◆ DESCRIPTION OF THE TASK
Please reproduce the entries exactly as they appear below, but not the pictures.

◆ PROVIDED ENTRIES
--------
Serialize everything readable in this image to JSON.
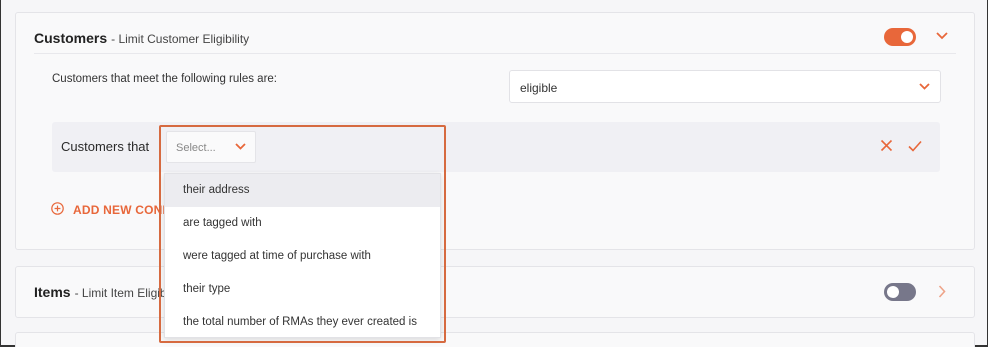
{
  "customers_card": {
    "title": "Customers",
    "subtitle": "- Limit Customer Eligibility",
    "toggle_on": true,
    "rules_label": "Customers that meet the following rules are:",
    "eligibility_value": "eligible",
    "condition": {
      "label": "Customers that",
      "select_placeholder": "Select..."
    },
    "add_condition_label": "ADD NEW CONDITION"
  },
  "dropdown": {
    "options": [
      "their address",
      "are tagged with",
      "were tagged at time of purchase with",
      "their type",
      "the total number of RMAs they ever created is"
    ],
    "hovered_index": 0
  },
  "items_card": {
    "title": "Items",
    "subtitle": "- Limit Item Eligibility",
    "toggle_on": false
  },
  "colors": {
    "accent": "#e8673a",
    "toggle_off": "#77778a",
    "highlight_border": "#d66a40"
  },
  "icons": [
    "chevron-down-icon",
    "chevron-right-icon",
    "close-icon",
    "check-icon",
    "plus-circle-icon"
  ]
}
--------
◆ COMPLETED TASK
Serialize everything readable in this image to JSON.
{
  "customers_card": {
    "title": "Customers",
    "subtitle": "- Limit Customer Eligibility",
    "toggle_on": true,
    "rules_label": "Customers that meet the following rules are:",
    "eligibility_value": "eligible",
    "condition": {
      "label": "Customers that",
      "select_placeholder": "Select..."
    },
    "add_condition_label": "ADD NEW CONDITION"
  },
  "dropdown": {
    "options": [
      "their address",
      "are tagged with",
      "were tagged at time of purchase with",
      "their type",
      "the total number of RMAs they ever created is"
    ],
    "hovered_index": 0
  },
  "items_card": {
    "title": "Items",
    "subtitle": "- Limit Item Eligibility",
    "toggle_on": false
  },
  "colors": {
    "accent": "#e8673a",
    "toggle_off": "#77778a",
    "highlight_border": "#d66a40"
  },
  "icons": [
    "chevron-down-icon",
    "chevron-right-icon",
    "close-icon",
    "check-icon",
    "plus-circle-icon"
  ]
}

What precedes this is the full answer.